Hormone therapy during the COVID-19 outbreak – patient information

Updated October 2020

In light of the ongoing Coronavirus pandemic, NHS services have adapted and most services are now able to provide a more normal service, including regular injections and blood tests in primary care and at GP practices. Our general advice is that your hormonal therapy is continued and maintained as per our recommendations and clinical guidelines. At this stage, we do not expect for there to be much delay or disruption to your treatment. However, if problems arise, we suggest that you ask your GP to contact us or visit our website at the following link:

Visit the GP advice page on this site.

We have also put the following information together for you and other patients under our care.

Q: Why are my hormones not being changed/increased?

A: In the early stage of the pandemic, NHS services were under immense pressure and at that time we were generally not advising on changes to hormone therapies because monitoring blood tests could not be guaranteed. Now that most NHS services are able to provide a more normal service, including regular injections and blood tests in primary care and at GP practices, we are recommending changes to hormone therapy again. If you have any problems or there are queries or concerns, please ask your GP to contact us.

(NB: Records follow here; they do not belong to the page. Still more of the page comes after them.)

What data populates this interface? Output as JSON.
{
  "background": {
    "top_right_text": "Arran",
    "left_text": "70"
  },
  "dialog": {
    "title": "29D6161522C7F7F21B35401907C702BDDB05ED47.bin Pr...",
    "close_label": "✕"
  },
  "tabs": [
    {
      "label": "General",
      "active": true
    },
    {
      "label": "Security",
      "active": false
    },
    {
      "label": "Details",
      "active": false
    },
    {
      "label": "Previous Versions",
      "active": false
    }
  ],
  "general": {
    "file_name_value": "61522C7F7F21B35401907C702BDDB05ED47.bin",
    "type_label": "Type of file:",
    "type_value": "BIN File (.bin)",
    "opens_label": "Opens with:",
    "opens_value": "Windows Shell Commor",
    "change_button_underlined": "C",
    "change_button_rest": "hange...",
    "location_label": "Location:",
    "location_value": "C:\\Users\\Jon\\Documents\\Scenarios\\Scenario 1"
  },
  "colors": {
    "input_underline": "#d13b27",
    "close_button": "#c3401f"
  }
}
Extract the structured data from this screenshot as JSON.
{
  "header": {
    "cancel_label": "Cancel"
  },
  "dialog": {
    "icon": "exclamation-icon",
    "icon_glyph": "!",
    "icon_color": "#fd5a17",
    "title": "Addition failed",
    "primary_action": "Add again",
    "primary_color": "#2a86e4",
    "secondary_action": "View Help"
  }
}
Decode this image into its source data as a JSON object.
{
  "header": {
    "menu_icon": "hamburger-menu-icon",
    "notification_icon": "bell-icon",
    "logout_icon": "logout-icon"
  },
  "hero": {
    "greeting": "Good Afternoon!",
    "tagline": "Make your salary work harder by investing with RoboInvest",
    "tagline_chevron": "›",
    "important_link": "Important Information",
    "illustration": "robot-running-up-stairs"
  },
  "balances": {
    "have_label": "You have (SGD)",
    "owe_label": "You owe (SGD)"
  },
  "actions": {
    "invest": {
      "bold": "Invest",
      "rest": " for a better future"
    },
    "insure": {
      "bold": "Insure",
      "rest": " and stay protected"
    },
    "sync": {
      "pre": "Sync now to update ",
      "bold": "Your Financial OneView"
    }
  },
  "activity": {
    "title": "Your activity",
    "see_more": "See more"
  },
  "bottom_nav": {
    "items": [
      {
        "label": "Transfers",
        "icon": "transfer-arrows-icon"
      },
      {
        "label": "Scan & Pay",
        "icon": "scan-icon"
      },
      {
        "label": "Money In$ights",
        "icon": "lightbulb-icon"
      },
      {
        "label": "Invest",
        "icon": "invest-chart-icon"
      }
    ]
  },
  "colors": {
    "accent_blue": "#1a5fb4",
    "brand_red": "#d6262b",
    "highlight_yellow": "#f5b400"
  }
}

Q: My GP has paused my prescription as they are unable to organise routine monitoring blood tests at the moment.

A: Please ask your GP to see the GIC website and our Coronavirus advice page (link above) which asks them to continue your prescription and organise monitoring blood tests as soon as is possible.

Q: There were abnormalities on my last blood tests.

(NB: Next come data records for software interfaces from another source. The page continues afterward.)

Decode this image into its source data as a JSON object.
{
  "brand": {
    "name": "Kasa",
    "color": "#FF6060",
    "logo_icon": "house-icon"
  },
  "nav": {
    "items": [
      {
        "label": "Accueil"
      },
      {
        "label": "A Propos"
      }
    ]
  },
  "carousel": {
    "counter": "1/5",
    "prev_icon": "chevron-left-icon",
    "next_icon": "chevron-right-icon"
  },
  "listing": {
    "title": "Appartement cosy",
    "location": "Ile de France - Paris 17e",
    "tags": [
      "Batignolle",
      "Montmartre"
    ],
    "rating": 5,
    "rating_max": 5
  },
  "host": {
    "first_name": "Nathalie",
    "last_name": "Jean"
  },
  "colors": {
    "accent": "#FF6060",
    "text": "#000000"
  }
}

A: Ask your GP to contact us about the results so we can provide appropriate advice. If there are safety issues relating to hormone therapy then we would expect urgent action in line with our recommendations, which may include repeat blood tests.

Q: I can’t get appointments for the practice nurse to administer my testosterone (Sustanon or Enantate) injections.

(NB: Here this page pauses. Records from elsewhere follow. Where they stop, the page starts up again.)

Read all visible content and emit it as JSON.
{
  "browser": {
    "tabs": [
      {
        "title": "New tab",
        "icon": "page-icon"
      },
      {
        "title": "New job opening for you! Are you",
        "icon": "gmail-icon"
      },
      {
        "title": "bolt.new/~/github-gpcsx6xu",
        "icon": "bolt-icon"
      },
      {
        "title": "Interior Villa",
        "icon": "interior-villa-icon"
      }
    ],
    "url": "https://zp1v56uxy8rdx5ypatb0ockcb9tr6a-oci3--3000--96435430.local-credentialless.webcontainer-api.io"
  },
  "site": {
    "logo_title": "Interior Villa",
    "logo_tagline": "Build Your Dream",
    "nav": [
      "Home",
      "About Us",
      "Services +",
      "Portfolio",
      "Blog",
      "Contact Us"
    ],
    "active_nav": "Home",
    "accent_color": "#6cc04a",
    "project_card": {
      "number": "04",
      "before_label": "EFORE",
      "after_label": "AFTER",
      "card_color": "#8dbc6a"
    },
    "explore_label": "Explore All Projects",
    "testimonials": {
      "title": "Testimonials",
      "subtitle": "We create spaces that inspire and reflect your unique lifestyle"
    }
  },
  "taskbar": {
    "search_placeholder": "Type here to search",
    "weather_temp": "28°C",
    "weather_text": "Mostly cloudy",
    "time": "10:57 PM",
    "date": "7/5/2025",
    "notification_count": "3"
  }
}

A: Please ask your GP or practice nurse to consider teaching you how to self-inject your Sustanon or Testosterone Enanthate injections or to consider switching you over to testosterone gel (GP to follow advice on GIC website, link above).

Q: I can’t get appointments for the practice nurse to administer my Nebido injections.

A: You can be reassured that Nebido is a long-acting testosterone formulation. Therefore, it is unlikely that testosterone levels will drop out of target range if an injection is delayed by a few weeks. However, we do not recommend that the injections are given early. You cannot self-inject Nebido. It must be given by a trained healthcare professional in a healthcare setting. If there are problems accommodating these injections then it is advisable for your GP to switch you over to testosterone gel (see link to GP advice as above).

Q: I can’t get an appointment for my GP practice to administer my Decapeptyl / Zoladex / Prostap injection.

A: It is fine to delay the injections even by several weeks as the effect is long-lasting. If there are repeated delays, or the delay is longer than a few weeks, then you could ask your GP to consider other alternatives which we have outlined on our website (GP to see website advice at link above).

Q: What if my treatment is paused for a long time?

A: This should not occur because most NHS services and GP practices are now able to provide a more normal service. We are advising GPs to continue and maintain your hormone therapy as per our recommendations and clinical guidelines. This is because we know that delays and disruption to hormone therapy may affect your wellbeing and mental health. However, it is important to note that physical harm is unlikely to occur if your hormone therapy is temporarily reduced or stopped. There may be a slight return of characteristics of birth assigned sex but these should revert when hormone therapy resumes. For people who have had genital reconstructive surgery, physical health complications are unlikely unless you are off hormone therapy for more than two years.

Q: What if there are problems getting my usual medication?

A: There are alternative options for most of the formulations we recommend. Your GP or pharmacist can visit our website where we have information on alternative formulations, at the following link: https://gic.nhs.uk/gp-support/updates-on-physical-interventions/Alternatively, you can ask the pharmacist or GP to get in touch with us by emailing gic.endocrine@nhs.net (for GPs and healthcare professionals only).

Q: What can I do to look after myself and ensure I am taking my hormone treatment safely during this time?

A:

  • Take your hormonal therapies and other medications as prescribed.
  • Look after yourself well – don’t smoke, drink within safe limits, aim to maintain a normal body weight. Follow a healthy diet and keep active. Stay hydrated.
  • Phone your GP rather than going in, to check what the situation is with their capacity at this time – eg to do your injections and blood tests.
  • To help manage worries and anxieties related to the current situation please have a look at the following resources:

GIC website links to support organisations: https://gic.nhs.uk/info-support/support-groups-and-resources/

LGBT Foundation helpline: https://lgbt.foundation/helpline

Contact with the endocrine team

We can only give advice for patients who have been under our care. If you have never been under our care, you should ask your GP or the person who is prescribing your hormone treatment for advice.

If you are a current or previous patient, you can email gic.endo@nhs.net with hormone specific queries. The endocrine team cannot help with general queries. General queries can be emailed to gic.noreply@nhs.net.